That is why we are thrilled to welcome Carrie Welton, formerly of the Center for Law and Social Policy (CLASP), as our inaugural Director of Policy!
Carrie brings over 10 years of policy and strategy experience to the Hope Center. One of her primary focus areas has been and will continue to be how to improve federal and state policies to reduce the basic needs insecurity of postsecondary students to improve their access, persistence and completion. Carrie is committed to equity and social justice and centers her work on improving access and opportunity for students with low incomes, students of color, parenting, first generation, and immigrant students.
In her previous role at CLASP Carrie worked on advocating for policy reforms that improve the lives of people with low-income, communities of color, and immigrants using a racial equity lens across income and work support programs. While at CLASP she provided technical assistance to states to align postsecondary and human services policies to better support students and maximize federal and state funding streams. Through this work she established herself as a known and well-respected advocate and expert on student basic needs insecurity policy.

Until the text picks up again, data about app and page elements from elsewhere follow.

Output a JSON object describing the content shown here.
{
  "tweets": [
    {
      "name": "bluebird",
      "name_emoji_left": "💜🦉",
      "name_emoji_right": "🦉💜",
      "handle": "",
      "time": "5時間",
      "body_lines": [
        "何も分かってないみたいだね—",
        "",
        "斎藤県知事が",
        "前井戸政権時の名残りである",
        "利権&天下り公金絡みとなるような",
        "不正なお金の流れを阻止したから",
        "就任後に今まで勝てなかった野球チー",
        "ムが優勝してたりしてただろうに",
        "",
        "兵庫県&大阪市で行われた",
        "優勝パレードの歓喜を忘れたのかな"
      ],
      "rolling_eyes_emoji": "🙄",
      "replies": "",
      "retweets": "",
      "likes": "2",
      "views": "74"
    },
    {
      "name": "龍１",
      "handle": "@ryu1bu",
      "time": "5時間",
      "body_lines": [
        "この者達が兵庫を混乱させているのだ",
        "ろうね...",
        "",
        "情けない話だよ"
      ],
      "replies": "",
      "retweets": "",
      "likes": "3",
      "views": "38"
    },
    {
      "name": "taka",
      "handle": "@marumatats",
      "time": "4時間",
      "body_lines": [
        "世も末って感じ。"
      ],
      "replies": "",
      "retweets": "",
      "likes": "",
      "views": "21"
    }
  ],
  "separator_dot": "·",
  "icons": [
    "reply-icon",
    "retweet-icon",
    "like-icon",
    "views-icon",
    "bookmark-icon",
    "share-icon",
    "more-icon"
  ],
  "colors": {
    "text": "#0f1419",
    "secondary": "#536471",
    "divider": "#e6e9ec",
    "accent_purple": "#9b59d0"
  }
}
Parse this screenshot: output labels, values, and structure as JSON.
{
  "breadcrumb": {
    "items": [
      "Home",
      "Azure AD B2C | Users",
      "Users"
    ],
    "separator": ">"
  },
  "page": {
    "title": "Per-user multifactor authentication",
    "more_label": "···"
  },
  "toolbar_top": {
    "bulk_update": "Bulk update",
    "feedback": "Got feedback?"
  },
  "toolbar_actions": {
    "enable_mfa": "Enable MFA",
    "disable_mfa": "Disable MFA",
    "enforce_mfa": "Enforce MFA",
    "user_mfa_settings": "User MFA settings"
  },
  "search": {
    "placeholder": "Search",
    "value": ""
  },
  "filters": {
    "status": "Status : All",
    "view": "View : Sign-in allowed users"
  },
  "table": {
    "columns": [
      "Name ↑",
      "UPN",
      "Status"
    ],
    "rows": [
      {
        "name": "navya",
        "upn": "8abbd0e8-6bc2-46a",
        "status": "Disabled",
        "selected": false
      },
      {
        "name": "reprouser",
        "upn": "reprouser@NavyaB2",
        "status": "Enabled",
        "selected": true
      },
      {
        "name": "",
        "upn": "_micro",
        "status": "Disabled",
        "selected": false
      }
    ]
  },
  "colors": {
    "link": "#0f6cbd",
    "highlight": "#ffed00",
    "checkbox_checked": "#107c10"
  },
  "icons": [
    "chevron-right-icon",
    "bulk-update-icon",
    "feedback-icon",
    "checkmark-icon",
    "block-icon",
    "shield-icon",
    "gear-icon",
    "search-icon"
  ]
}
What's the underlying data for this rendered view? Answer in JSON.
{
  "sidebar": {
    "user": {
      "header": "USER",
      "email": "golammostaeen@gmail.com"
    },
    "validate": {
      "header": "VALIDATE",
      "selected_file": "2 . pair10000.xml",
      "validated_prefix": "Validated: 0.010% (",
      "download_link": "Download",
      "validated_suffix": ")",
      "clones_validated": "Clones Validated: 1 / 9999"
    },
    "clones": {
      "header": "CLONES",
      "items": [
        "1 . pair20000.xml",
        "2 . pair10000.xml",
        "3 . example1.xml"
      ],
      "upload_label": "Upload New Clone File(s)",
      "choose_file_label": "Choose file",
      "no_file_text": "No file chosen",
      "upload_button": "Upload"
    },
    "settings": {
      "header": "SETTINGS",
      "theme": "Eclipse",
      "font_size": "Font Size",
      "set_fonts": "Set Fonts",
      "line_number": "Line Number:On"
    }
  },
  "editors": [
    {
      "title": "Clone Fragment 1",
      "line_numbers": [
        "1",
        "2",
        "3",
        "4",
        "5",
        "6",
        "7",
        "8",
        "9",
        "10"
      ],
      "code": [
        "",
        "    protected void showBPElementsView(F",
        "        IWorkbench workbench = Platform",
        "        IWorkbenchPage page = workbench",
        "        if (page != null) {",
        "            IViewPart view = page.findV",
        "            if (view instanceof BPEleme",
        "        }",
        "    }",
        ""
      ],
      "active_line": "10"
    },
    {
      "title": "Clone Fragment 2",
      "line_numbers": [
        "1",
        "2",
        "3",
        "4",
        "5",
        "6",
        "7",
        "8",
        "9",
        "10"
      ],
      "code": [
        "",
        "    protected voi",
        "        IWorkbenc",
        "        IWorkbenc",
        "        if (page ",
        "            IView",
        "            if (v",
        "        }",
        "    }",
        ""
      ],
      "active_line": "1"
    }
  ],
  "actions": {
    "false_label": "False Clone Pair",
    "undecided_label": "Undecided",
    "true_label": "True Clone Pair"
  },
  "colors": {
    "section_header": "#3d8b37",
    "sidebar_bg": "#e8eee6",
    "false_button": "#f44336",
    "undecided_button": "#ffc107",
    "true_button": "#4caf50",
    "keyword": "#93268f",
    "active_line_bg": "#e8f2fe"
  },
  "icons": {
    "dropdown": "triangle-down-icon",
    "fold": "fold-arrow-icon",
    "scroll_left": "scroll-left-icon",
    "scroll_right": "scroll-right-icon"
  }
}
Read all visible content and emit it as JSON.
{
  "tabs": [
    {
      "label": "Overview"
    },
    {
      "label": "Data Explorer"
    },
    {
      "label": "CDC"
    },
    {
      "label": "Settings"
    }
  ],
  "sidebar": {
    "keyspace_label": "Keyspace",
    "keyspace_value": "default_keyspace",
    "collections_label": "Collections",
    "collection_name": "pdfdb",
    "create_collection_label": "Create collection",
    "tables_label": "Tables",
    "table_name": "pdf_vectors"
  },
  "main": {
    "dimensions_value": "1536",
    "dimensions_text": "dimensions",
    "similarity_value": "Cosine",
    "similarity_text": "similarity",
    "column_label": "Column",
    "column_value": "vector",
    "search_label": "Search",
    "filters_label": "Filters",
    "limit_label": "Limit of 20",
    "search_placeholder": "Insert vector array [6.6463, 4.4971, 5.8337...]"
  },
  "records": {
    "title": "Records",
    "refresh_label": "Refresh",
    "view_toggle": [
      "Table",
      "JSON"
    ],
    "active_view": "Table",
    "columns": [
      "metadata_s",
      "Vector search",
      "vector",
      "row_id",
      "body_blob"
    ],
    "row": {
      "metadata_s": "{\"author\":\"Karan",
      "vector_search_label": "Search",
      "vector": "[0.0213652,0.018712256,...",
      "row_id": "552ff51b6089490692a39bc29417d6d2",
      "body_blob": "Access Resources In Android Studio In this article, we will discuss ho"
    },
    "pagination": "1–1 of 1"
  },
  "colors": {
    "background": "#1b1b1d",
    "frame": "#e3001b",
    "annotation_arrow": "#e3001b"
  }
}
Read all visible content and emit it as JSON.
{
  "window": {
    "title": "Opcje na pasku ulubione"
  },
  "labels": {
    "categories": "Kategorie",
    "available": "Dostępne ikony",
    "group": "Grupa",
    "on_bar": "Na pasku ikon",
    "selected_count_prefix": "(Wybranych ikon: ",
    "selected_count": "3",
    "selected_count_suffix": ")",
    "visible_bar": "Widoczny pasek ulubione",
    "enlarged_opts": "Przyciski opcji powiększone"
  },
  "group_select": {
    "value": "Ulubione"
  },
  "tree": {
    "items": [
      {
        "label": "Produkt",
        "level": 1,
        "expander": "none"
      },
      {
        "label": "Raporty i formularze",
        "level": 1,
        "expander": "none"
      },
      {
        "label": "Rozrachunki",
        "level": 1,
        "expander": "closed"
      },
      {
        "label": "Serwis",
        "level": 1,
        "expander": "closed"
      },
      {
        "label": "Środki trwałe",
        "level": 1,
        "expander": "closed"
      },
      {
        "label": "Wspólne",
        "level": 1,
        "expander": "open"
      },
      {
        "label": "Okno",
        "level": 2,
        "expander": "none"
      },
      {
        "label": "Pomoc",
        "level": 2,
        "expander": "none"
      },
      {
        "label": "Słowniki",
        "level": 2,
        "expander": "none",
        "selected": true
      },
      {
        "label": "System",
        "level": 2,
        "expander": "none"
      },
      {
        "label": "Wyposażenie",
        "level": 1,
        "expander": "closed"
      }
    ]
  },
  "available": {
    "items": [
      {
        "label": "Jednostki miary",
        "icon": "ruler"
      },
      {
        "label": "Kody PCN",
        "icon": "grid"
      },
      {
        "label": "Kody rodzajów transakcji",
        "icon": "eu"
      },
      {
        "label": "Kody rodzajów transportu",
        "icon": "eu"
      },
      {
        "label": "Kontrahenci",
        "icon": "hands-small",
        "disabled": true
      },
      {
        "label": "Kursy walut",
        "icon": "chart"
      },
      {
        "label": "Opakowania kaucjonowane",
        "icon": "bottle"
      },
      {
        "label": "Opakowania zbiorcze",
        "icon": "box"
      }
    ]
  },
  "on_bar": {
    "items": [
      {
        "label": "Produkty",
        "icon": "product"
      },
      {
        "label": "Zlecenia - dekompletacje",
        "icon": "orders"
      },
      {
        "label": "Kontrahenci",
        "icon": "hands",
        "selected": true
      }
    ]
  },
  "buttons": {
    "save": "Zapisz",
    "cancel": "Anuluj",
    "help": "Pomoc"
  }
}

Previously, Carrie worked at the W.K. Kellogg Foundation on the national Education and Learning team focused on early childhood systems alignment and systems change levers. Prior to that she spent four years at the Kellogg Company on the organization’s government relations team as well as five years on the state board of the American Civil Liberties Union (ACLU) of Michigan furthering the civil liberties and civil rights of residents.
Carrie brings the passion and experience of having been a low-income student who faced food and housing insecurity. Her commitment to policy and systems changed have been directly informed by the barriers she faced that often discourage low income students from attaining a college degree. She attended a community college while parenting her young son and went on to become a first-generation college graduate, receiving and undergraduate degree in Public Law from Western Michigan University and later a Master of Public Administration degree from the Gerald R. Ford School of Public Policy at the University of Michigan.